» Work instructions
Look through the entries below and return all lines including the word "label".
╭─ Provided entries
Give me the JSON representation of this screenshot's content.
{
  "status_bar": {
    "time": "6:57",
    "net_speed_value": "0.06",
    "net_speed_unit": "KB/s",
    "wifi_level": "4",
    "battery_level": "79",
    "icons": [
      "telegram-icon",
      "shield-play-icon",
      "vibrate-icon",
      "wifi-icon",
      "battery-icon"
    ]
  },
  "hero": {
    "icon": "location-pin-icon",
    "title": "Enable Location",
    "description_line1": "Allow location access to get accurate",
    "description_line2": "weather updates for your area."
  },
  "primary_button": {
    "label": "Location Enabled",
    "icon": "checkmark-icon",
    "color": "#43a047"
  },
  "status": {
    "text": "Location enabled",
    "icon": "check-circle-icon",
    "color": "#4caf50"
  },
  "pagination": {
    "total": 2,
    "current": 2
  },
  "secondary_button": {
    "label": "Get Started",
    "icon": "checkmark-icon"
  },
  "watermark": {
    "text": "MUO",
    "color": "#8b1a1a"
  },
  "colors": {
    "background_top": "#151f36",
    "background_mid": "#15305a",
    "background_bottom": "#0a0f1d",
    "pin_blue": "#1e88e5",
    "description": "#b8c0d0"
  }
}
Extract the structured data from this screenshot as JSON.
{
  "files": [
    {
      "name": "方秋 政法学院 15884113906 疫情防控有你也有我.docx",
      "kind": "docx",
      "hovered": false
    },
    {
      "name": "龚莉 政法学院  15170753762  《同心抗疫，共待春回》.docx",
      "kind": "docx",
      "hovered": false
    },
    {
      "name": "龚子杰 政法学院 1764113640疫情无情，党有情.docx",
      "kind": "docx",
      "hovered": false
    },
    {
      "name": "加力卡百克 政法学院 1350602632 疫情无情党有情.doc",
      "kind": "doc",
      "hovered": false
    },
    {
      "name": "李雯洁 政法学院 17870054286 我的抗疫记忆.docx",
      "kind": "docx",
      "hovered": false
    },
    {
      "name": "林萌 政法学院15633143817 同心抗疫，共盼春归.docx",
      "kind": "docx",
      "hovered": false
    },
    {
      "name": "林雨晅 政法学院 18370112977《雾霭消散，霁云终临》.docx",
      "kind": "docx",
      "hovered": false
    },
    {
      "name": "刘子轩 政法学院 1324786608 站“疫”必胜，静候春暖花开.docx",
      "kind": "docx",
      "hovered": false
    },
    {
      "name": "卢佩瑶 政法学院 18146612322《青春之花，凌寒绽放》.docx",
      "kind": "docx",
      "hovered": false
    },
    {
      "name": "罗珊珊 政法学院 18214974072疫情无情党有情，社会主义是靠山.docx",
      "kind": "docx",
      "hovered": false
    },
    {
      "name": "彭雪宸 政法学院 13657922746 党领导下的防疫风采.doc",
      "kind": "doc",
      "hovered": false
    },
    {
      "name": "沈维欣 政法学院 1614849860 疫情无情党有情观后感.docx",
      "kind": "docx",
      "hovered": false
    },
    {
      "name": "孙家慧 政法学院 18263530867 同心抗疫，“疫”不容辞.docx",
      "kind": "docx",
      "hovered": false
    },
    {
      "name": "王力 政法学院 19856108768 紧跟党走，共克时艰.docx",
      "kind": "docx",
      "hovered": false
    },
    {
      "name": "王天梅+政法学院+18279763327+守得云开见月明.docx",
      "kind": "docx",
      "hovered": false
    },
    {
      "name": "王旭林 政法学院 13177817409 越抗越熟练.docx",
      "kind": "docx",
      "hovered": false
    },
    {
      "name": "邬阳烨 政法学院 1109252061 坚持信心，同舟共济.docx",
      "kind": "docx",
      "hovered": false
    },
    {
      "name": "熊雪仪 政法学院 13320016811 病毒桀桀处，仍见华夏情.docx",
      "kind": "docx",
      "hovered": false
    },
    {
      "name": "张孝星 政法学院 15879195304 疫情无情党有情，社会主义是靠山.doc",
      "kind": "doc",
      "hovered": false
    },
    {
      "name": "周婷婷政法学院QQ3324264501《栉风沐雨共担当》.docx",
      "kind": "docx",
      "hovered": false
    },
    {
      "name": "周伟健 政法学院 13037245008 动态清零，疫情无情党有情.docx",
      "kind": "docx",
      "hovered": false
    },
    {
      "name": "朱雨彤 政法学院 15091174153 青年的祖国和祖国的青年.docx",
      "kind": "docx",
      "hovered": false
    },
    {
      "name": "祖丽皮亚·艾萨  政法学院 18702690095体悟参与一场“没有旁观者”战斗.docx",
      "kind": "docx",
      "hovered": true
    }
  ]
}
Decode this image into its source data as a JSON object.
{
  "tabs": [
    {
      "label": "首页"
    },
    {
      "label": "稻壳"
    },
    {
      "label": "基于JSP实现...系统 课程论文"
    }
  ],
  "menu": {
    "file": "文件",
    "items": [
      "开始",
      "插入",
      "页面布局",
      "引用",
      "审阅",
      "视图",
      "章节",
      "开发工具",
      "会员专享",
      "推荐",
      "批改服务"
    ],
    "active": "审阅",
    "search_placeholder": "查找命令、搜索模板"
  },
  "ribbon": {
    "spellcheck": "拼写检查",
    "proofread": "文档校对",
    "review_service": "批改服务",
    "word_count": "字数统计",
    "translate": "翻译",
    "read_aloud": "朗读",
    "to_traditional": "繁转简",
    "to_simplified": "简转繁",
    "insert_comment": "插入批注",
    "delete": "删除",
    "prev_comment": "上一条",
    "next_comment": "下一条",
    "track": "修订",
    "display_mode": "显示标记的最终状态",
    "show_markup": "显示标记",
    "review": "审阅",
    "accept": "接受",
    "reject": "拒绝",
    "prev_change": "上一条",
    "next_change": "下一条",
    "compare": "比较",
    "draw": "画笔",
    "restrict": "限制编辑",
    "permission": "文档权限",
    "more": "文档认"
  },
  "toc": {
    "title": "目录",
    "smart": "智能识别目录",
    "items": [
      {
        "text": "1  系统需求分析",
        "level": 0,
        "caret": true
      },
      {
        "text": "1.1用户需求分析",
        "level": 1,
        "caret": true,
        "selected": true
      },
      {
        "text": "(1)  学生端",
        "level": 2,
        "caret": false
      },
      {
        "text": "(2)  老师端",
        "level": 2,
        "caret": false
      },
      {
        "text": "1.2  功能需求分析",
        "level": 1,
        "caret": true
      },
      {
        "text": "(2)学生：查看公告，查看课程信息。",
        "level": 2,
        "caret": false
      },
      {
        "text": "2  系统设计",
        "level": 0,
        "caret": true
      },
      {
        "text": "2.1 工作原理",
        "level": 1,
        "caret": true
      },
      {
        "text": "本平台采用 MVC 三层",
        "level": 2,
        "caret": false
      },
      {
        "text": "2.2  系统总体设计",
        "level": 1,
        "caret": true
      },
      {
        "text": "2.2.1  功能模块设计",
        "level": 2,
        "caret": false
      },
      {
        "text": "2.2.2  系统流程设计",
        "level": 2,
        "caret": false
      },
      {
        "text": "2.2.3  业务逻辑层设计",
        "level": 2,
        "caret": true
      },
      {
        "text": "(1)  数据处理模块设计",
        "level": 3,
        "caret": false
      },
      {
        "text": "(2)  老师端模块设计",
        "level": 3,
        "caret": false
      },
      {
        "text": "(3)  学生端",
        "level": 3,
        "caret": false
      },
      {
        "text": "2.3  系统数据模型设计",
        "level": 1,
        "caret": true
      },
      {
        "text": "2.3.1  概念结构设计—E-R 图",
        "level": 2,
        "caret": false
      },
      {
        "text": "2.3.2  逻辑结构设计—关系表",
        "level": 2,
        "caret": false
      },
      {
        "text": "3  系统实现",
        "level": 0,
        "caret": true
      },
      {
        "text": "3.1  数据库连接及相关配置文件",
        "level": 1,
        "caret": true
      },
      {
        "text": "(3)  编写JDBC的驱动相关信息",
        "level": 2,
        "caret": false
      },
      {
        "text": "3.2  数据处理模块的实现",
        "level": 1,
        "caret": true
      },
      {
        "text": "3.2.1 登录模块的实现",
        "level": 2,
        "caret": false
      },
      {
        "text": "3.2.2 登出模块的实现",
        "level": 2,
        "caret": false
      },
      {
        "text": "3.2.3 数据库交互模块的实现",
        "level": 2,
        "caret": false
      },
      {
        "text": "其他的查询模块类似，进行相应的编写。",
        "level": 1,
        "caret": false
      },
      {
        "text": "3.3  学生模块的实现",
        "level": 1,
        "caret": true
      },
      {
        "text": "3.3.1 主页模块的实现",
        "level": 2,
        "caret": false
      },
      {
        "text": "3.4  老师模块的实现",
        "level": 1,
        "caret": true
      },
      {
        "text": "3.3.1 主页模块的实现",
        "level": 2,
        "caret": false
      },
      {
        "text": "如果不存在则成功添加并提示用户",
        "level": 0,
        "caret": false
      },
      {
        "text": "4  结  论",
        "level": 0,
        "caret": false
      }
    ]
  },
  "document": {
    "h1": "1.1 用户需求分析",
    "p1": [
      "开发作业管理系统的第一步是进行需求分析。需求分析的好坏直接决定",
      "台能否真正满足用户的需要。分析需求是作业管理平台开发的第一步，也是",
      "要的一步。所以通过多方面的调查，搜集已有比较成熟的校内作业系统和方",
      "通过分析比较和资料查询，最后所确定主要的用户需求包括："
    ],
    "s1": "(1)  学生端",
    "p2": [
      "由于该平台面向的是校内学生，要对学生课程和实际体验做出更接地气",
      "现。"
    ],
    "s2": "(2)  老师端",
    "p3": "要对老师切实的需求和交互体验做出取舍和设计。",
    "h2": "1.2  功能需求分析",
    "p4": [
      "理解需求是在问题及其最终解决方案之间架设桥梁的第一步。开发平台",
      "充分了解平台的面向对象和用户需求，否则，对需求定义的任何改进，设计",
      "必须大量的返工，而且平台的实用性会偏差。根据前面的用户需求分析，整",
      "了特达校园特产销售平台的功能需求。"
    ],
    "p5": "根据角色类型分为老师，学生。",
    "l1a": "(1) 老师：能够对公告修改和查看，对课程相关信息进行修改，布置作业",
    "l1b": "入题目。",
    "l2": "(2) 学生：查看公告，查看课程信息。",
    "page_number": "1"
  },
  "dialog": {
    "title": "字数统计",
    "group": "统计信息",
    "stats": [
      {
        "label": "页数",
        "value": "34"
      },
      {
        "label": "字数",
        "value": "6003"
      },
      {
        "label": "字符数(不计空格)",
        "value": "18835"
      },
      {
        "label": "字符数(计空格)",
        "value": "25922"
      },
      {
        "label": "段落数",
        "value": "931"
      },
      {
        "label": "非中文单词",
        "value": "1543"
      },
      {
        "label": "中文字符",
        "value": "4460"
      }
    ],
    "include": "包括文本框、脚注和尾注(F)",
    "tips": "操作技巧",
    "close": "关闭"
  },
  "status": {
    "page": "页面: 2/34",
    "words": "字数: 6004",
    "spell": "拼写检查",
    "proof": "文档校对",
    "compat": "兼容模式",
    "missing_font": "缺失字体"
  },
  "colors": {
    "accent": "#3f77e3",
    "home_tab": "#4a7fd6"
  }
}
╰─
» Answer for the task
    "label": "Location Enabled",
    "label": "Get Started",
      "label": "首页"
      "label": "稻壳"
      "label": "基于JSP实现...系统 课程论文"
        "label": "页数",
        "label": "字数",
        "label": "字符数(不计空格)",
        "label": "字符数(计空格)",
        "label": "段落数",
        "label": "非中文单词",
        "label": "中文字符",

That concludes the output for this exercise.